**RAW DATA:**
-=-=-=-=-
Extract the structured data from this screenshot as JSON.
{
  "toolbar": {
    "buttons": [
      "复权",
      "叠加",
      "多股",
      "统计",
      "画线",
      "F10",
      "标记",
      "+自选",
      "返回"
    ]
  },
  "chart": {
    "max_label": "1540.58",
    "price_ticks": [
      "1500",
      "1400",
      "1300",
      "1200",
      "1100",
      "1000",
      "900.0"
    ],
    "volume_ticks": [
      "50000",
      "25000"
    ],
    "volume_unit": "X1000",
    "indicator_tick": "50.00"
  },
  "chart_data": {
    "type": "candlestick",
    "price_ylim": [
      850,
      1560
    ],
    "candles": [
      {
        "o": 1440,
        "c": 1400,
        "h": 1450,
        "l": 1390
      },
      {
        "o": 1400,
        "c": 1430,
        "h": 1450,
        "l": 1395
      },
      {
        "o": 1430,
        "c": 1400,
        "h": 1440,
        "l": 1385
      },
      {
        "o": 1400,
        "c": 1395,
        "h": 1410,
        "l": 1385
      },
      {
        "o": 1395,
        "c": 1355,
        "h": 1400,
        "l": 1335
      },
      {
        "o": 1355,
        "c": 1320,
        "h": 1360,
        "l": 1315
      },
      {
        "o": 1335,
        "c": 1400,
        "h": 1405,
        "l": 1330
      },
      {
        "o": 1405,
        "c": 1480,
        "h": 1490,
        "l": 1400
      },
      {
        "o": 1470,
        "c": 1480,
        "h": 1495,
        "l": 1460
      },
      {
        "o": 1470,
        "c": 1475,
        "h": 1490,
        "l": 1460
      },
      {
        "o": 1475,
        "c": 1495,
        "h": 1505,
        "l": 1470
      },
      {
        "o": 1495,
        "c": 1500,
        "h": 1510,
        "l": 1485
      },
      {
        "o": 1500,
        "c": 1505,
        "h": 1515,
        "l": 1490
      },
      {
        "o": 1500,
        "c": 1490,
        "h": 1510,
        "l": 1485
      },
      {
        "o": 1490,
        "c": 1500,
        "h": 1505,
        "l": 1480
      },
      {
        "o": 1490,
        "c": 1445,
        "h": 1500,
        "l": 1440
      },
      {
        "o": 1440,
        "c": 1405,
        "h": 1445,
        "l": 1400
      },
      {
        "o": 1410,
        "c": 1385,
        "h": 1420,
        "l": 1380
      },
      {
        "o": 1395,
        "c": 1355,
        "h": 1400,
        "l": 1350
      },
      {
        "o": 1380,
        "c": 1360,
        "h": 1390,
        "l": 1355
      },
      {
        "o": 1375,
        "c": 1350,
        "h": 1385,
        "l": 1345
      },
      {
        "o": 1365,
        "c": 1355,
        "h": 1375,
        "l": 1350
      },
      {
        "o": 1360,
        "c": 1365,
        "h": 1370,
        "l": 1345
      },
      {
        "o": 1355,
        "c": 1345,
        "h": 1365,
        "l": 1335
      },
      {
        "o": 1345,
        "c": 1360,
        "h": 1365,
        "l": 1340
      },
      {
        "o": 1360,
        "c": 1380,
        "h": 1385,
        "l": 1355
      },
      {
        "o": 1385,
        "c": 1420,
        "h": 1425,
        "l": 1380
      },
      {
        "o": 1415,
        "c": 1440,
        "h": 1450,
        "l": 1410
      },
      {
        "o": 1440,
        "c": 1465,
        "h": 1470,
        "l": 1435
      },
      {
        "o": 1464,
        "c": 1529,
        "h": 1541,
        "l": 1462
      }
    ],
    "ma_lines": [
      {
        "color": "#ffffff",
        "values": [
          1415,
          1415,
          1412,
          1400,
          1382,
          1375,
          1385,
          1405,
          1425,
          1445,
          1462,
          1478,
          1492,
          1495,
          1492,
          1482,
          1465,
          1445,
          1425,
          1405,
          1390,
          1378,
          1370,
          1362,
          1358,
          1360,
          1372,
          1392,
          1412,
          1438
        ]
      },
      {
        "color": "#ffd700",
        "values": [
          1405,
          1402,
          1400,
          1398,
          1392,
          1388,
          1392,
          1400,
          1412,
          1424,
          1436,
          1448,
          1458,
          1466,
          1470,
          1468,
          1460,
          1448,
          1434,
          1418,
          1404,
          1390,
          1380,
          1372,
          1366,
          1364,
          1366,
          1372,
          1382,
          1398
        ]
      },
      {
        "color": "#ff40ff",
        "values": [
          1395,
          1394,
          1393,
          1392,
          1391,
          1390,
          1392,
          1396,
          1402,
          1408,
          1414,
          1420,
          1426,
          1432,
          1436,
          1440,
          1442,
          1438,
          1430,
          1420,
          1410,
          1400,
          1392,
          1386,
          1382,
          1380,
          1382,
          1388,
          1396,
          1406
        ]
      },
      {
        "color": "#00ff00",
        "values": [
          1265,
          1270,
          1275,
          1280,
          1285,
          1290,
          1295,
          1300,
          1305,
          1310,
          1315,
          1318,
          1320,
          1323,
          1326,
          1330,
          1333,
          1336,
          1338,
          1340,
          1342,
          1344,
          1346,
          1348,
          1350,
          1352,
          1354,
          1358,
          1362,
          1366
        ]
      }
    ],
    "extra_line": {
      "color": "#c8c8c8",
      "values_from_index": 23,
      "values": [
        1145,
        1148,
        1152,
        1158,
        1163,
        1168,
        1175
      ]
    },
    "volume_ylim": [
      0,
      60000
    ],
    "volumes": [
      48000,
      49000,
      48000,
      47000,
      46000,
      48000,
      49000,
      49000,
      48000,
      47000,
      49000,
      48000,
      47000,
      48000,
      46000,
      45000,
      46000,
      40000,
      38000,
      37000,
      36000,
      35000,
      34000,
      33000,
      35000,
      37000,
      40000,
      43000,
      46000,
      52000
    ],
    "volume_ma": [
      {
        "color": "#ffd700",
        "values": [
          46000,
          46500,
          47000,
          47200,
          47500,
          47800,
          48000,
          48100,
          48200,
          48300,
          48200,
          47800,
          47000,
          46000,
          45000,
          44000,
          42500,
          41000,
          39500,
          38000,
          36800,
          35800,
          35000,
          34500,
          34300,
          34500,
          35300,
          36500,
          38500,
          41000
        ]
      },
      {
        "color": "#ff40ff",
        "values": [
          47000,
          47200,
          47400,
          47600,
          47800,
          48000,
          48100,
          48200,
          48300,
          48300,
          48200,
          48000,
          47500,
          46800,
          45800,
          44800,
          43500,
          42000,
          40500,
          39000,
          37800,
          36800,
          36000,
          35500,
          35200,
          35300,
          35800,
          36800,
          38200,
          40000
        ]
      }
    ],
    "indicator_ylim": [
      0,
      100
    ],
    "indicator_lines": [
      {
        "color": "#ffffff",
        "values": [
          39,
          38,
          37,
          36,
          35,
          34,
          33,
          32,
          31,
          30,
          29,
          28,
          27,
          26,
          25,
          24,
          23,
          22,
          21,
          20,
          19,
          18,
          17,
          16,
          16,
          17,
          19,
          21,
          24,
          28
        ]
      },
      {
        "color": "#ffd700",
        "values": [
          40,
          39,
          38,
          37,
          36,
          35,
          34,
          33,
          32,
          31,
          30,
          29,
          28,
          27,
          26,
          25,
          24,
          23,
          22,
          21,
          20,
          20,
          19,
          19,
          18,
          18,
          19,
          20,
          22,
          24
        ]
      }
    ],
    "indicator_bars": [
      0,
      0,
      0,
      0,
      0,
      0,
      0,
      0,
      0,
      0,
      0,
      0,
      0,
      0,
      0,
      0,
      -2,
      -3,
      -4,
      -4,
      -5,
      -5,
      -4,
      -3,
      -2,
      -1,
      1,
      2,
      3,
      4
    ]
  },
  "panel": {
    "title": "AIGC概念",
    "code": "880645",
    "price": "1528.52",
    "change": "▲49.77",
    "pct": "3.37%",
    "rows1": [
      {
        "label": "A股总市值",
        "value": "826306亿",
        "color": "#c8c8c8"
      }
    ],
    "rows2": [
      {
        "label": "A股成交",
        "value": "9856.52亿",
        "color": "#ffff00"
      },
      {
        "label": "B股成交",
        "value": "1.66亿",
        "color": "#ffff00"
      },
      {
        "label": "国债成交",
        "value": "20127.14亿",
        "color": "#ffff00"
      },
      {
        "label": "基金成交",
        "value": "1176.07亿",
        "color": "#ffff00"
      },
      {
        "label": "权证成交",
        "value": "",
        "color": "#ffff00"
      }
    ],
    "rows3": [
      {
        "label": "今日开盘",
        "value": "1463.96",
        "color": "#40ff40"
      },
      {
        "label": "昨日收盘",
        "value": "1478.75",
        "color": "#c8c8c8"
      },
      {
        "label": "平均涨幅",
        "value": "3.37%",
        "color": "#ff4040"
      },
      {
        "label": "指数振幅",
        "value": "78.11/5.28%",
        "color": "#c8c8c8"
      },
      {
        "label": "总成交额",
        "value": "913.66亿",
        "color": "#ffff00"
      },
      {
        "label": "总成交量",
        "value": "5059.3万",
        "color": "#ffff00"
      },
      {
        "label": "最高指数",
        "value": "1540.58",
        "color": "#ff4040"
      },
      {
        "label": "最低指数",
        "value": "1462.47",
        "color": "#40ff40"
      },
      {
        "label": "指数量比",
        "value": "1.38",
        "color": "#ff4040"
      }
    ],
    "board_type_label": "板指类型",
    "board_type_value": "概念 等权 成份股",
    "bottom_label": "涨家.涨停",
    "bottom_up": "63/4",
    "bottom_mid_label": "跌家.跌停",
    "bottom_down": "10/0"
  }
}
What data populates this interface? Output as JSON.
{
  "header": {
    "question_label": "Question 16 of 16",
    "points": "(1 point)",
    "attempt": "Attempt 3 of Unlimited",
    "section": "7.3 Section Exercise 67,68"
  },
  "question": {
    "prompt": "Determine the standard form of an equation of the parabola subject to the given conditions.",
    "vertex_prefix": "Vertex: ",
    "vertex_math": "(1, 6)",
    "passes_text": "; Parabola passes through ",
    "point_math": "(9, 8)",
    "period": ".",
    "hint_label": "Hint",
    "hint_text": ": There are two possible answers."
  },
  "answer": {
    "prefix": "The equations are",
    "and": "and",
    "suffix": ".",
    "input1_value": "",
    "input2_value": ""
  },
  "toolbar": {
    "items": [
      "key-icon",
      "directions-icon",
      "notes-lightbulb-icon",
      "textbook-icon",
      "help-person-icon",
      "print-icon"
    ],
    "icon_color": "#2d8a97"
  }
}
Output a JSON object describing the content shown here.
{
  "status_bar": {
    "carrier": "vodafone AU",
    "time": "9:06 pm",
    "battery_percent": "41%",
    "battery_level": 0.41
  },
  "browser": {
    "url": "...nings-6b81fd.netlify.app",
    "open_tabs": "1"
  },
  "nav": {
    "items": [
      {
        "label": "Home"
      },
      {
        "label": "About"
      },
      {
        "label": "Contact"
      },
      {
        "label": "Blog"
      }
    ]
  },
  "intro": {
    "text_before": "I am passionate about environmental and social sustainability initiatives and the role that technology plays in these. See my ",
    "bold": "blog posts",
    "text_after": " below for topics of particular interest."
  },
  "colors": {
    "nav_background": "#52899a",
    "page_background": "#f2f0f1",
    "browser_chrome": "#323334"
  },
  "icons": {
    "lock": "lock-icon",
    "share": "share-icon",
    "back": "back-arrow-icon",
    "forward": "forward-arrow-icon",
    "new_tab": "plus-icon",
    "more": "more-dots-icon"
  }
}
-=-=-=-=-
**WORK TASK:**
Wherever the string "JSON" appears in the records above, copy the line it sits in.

**SOLUTION BELOW:**
Extract the structured data from this screenshot as JSON.
What data populates this interface? Output as JSON.
Output a JSON object describing the content shown here.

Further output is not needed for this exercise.